Pint of Science
What exactly happens inside a lab? And what do scientists really do all day? Connecting science with the public can be a hard challenge, but what if researchers could dialogue with anyone interested in the world of science over a beer at their local pub? Pint of Science, a global initiative that aims to shed light on science in a fun, engaging and approachable way. tries to make this happen. It offers established, early-career and non-professional researchers a podium to exchange information with colleagues as well as the public. Elsevier has been an active partner, sponsor and promoter of the Pint of Science festival supporting events.
Persecution, imprisonment and even torture, are still potential threats for researchers worldwide. Founded in 1933, the Council for At-Risk Academics (Cara), comes to their aid. Elsevier, through its Mendeley platform, is collaborating with Cara to help them leverage technology to enhance the work being done. Elsevier has also gifted 11 “Ambassador” accounts to Cara’s Syrian program, enabling full access to ScienceDirect.

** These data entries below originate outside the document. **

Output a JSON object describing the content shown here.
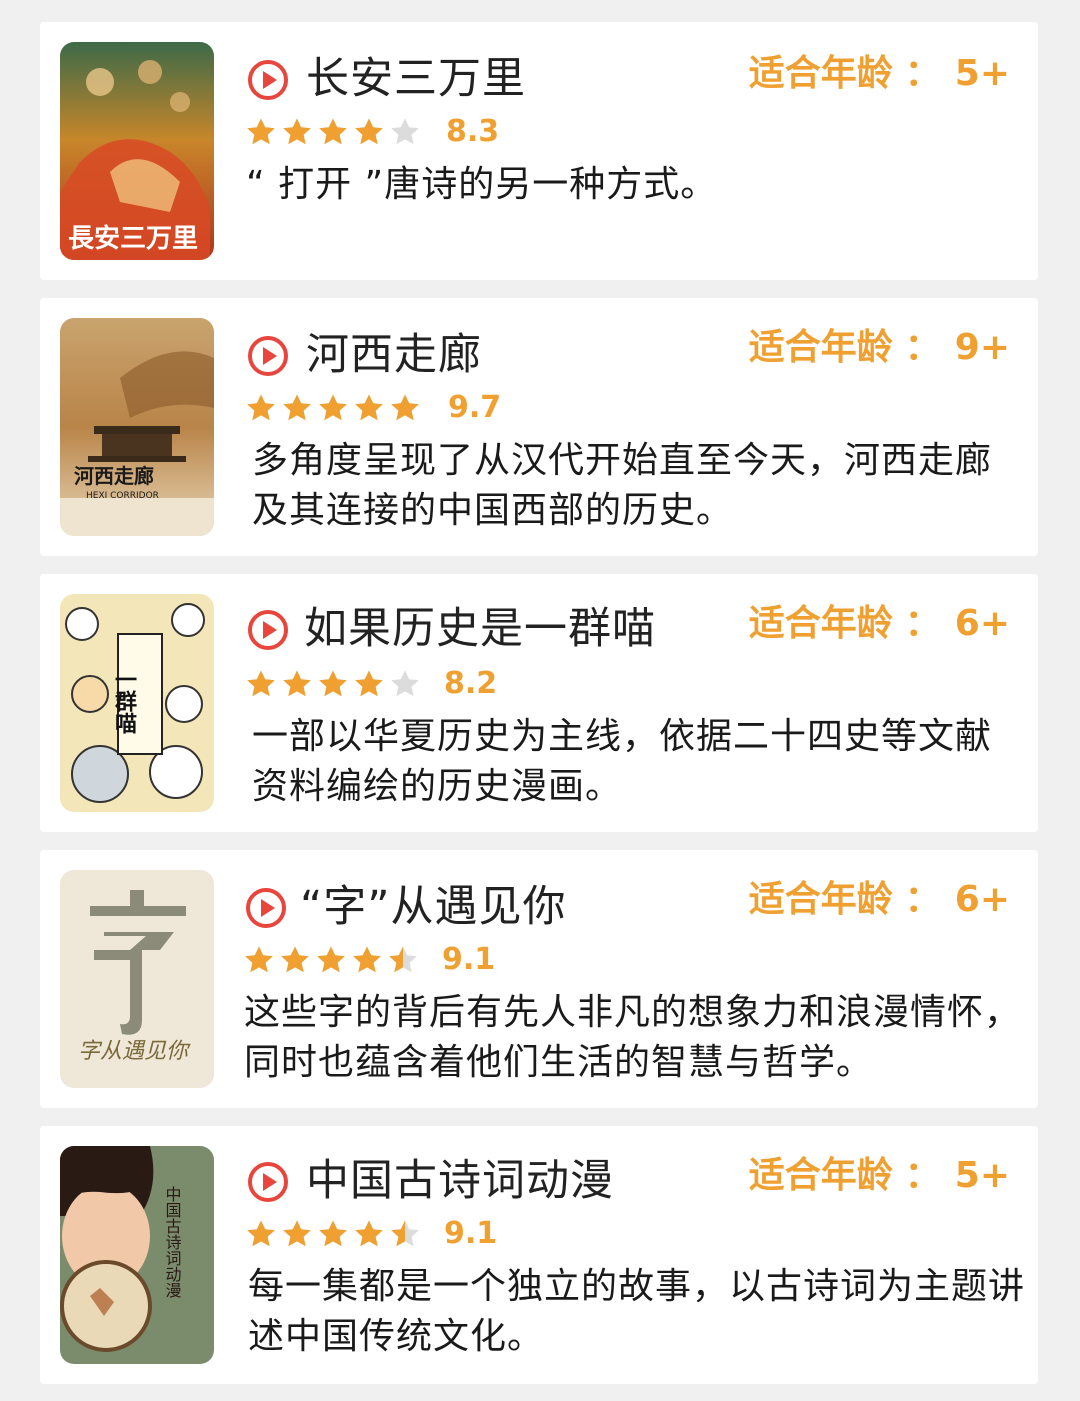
{
  "age_label": "适合年龄",
  "age_separator": "：",
  "accent_color": "#f0a030",
  "play_icon_color": "#e8463c",
  "items": [
    {
      "title": "长安三万里",
      "age": "5+",
      "rating": "8.3",
      "stars": 4,
      "description": "“ 打开 ”唐诗的另一种方式。",
      "poster_text": "長安三万里",
      "poster_icon": "movie-poster-changan"
    },
    {
      "title": "河西走廊",
      "age": "9+",
      "rating": "9.7",
      "stars": 5,
      "description": "多角度呈现了从汉代开始直至今天，河西走廊及其连接的中国西部的历史。",
      "poster_text": "河西走廊",
      "poster_subtext": "HEXI CORRIDOR",
      "poster_icon": "documentary-poster-hexi"
    },
    {
      "title": "如果历史是一群喵",
      "age": "6+",
      "rating": "8.2",
      "stars": 4,
      "description": "一部以华夏历史为主线，依据二十四史等文献资料编绘的历史漫画。",
      "poster_text": "一群喵",
      "poster_icon": "cartoon-poster-cats"
    },
    {
      "title": "“字”从遇见你",
      "age": "6+",
      "rating": "9.1",
      "stars": 4.5,
      "description": "这些字的背后有先人非凡的想象力和浪漫情怀，同时也蕴含着他们生活的智慧与哲学。",
      "poster_text": "字从遇见你",
      "poster_icon": "poster-character-zi"
    },
    {
      "title": "中国古诗词动漫",
      "age": "5+",
      "rating": "9.1",
      "stars": 4.5,
      "description": "每一集都是一个独立的故事，以古诗词为主题讲述中国传统文化。",
      "poster_text": "中国古诗词动漫",
      "poster_icon": "anime-poster-poetry"
    }
  ]
}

Cara focuses on extricating affected academics from immediate danger, relocating them and helping them develop new skills that will enable them to ultimately return to their homelands and take up positions to continue research and teaching while benefiting their own community.
Next Einstein Forum
Launched in 2013, the Next Einstein Forum (NEF) is an initiative of the African Institute for Mathematical Sciences (AIMS) in partnership with Robert Bosch Stiftung. The NEF is a platform that connects science, society and policy in Africa and the rest of the world – with the goal to leverage science for human development globally. The NEF believes that Africa’s contributions to the global scientific community are critical for global progress. At the centre of NEF efforts are Africa’s young people, the driving force for Africa’s scientific renaissance.
As part of our commitment to sustainability and access, Elsevier donates returned or remaindered books to those who need it most. Since 2004, we have partnered with professional book donation organizations targeting schools, hospitals, universities and non-profits in developing countries.
Book Aid International promotes literacy in developing countries by creating reading and learning opportunities. Book Aid focuses on sub-Saharan Africa, working with partner organizations across 12 countries. As part of our commitment to sustainability and access, the RELX Group works in an innovative partnership with Book Aid International, donating over $200,000 and 750,000 books over the last ten years.
Books for Asia is the leading provider of donated information resources in the region, reaching thousands of institutions in 20 Asian countries, connecting students, educators, and local and national leaders with the knowledge they need to improve lives and expand opportunities. Through donations and technology initiatives, they help young students build knowledge in the business, legal and science professions; sharpen vocational and research ability; and enhance much needed English-language skills to compete in the global economy.